Article 1 – “Reclaiming the Struggle against Anti-Semitism” (Mitchell Plitnick) explains the origins of the term and how its use and misuse have changed over the years. Article 2 – “In Search of Anti-Semitism at the World Social Forum” (Cecilie Surasky) provides an interesting first-person account of her participation in the World Social Forum (WSF). Her observations belied the characterization that the Simon Wiesenthal Center has leveled against the WSF as one of the centers of “new anti-Semitism” – charges picked up by various journalists as evidence of a dangerous new trend on the left.

Article 3 – “No It’s Not Anti-Semitic” (Judith Butler) uses the comments by Harvard President Lawrence Summers to illustrate how misguided charges of anti-Semitism can be an intellectually slippery slope.

“Profoundly anti-Israel views are increasingly finding support in progressive intellectual communities. Serious and thoughtful people are advocating and taking actions that are anti-Semitic in their effect if not their intent.” – Lawrence Summers, 17 September 2002

Ms. Butler urges a distinction be made between Israel and Jews; a space for dissent for Jews, and non-Jews, who have criticisms of Israel. She opposes anti-Semitic reductions of Jewishness to Israeli interests.

“The ‘Jew’ is no more defined by Israel than by anti-Semitism. The ‘Jew’ exceeds both determinations, and is to be found, substantively, as a historically and culturally changing identity that takes no single form and has no single telos. Once the distinction is made, discussion of both Zionism and anti-Semitism can begin, since it will be as important to understand the legacy of Zionism and to debate its future as to oppose anti-Semitism wherever we find it.” –  Judith Butler
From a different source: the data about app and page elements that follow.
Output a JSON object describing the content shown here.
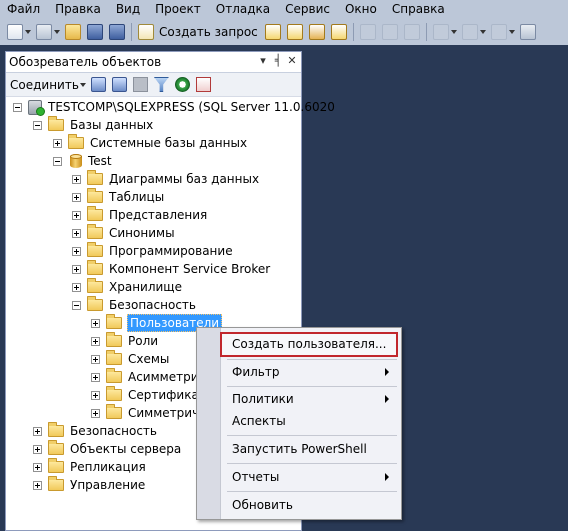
{
  "menubar": {
    "items": [
      "Файл",
      "Правка",
      "Вид",
      "Проект",
      "Отладка",
      "Сервис",
      "Окно",
      "Справка"
    ]
  },
  "toolbar": {
    "new_query_label": "Создать запрос"
  },
  "panel": {
    "title": "Обозреватель объектов",
    "pin_glyph": "▾",
    "pin2_glyph": "╡",
    "close_glyph": "✕",
    "connect_label": "Соединить"
  },
  "tree": {
    "server": "TESTCOMP\\SQLEXPRESS (SQL Server 11.0.6020",
    "databases": "Базы данных",
    "system_dbs": "Системные базы данных",
    "test_db": "Test",
    "diagrams": "Диаграммы баз данных",
    "tables": "Таблицы",
    "views": "Представления",
    "synonyms": "Синонимы",
    "programmability": "Программирование",
    "service_broker": "Компонент Service Broker",
    "storage": "Хранилище",
    "db_security": "Безопасность",
    "users": "Пользователи",
    "roles": "Роли",
    "schemas": "Схемы",
    "asym_keys": "Асимметрич",
    "certificates": "Сертификат",
    "sym_keys": "Симметрич",
    "security": "Безопасность",
    "server_objects": "Объекты сервера",
    "replication": "Репликация",
    "management": "Управление"
  },
  "context_menu": {
    "create_user": "Создать пользователя...",
    "filter": "Фильтр",
    "policies": "Политики",
    "facets": "Аспекты",
    "powershell": "Запустить PowerShell",
    "reports": "Отчеты",
    "refresh": "Обновить"
  },
  "colors": {
    "background": "#293955",
    "highlight_border": "#c1272d",
    "selection": "#3399ff"
  }
}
Articles 4, 5 and 6 were also informative …. but if your time is short, I recommend you jump to Article 7 – “Historical U.S. Anti-Semitism – The Invisible Oppression: Stereotyping, Scapegoating, Discounting” (Penny Rosenwaser) The author shares a good many concrete examples of anti-Semitism, taking the issue from the abstract to the cold reality.

“Just as anti-Semitism has been rising, anti-Arab racism inside Israel is rising as well, just as racism in this country has exploded against Muslims and people of Arab descent since 9/11. As Jews with a proud heritage of social justice, we cannot let ourselves take comfort in the badge of victimization: when we target anti-Semitism, we must also target racism in this country and in Israel.” – Penny Rosenwasser

The last article — “Is Criticizing Israel Anti-Semitic?” (Chuck Sher) — provides a response by a Jewish activist in Petaluma, CA to charges that the Petaluma Progressives’ weekly downtown protests “express hatred against the state of Israel.” He gives a point-by-point rebuttal which I found very helpful.  I intend to use these points in future letters-to-the-editor.

You may have a difficult time finding this little book at your local bookstore, but I encourage you to make the effort and contact Jewish Voice for Peace for a copy.

JVP opposes anti-Jewish, anti-Muslim, and anti-Arab bigotry and oppression.  JVP seeks an end to the Israeli occupation of the West Bank, Gaza Strip, and East Jerusalem; security and self-determination for Israelis and Palestinians; a just solution for Palestinian refugees based on principles established in international law; an end to violence against civilians; and peace and justice for all peoples of the Middle East. Current mission statement adopted in 2009.